By Catherine Hart, Researcher at Red Tortuguera A.C.
A Small Miracle
Like most everyday miracles, this, the smallest of sea turtles is often overlooked. Olive grey in colour with a domed carapace (top shell), small triangular head and weighing around 40 kilos, this turtle punches above her weight. Today the olive ridley is the most abundant sea turtle worldwide and nests on the majority of beaches in the Mexican Pacific. However, it wasn’t always this way.
Although sea turtles have always been part of human diets, capture increased during the 50s, 60s and 70s, with an industrial scale fishery taking huge numbers of turtles for both meat and leather. In 1968 alone, 14,590 tons of turtle were captured in the Mexican Pacific which is an estimated 375,000 sea turtles.
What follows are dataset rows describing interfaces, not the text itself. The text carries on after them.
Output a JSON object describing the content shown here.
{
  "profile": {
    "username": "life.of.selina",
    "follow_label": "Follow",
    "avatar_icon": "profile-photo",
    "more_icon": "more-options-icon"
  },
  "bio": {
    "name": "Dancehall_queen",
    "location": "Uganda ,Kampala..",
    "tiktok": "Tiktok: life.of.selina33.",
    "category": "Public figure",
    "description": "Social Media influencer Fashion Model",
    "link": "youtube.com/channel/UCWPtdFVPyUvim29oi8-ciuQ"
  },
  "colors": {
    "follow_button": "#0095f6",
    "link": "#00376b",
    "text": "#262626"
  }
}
Of these, 90% are thought to have been olive ridleys. At this time, the oceans were considered limitless in resources; how could humans ever cause the collapse of something so immense and wild? However, by the mid-1970s scientists were worried, sea turtle populations started to collapse, fewer and fewer females arrived at beaches, and the unthinkable happened when the olive ridley arribada mass nesting events ceased to occur on two of the four beaches in Mexico. Thankfully in 1990, the Mexican federal government stepped in and declared a complete ban on capture and use of sea turtles and their by-products (such as eggs, leather and oil).
Turning the Tide
It was time to try and repair the damage that had been done and protect the now endangered sea turtles. The first step was the founding of nesting beach conservation projects by the Mexican government. These projects focused on key sites, yet there were hundreds of other beaches with lower numbers of nesting turtles, principally olive ridleys. These solitary nesting females were protected by law, but it was unclear how to protect them over hundreds of kilometres of often hard to access beaches. It was time for local communities, nonprofit organizations, universities and schools to come together and decide that sea turtles were too important to lose.
Over the next few decades, thousands of people rose to the call to protect sea turtles. The “tortugueros” began patrolling beaches at night, often during the intense tropical storms that occur during the height of olive ridley nesting season (July-November), collecting and protecting the eggs and releasing the hatchlings into the ocean. This work continues each year, with millions of baby turtles making their way into the vast ocean, each representing the efforts of those who work tirelessly in the hope that in 13 years, some may return as adults to nest.
A Story of Hope
So, what does the olive ridley’s story teach us? It is a story of hope in what sometimes feels like the impossible task of species conservation. At one time humans nearly wiped this little turtle off the planet, and today governments, communities, individuals, and organizations like Ocean Connectors have set out to right this wrong by helping olive ridleys to recover. Olive ridleys still face many threats including intentional and accidental capture in fishing nets, egg harvest, pollution and destruction of nesting habitats. Despite this, olive ridley turtles have returned from the brink of extinction to teach us the meaning of resilience.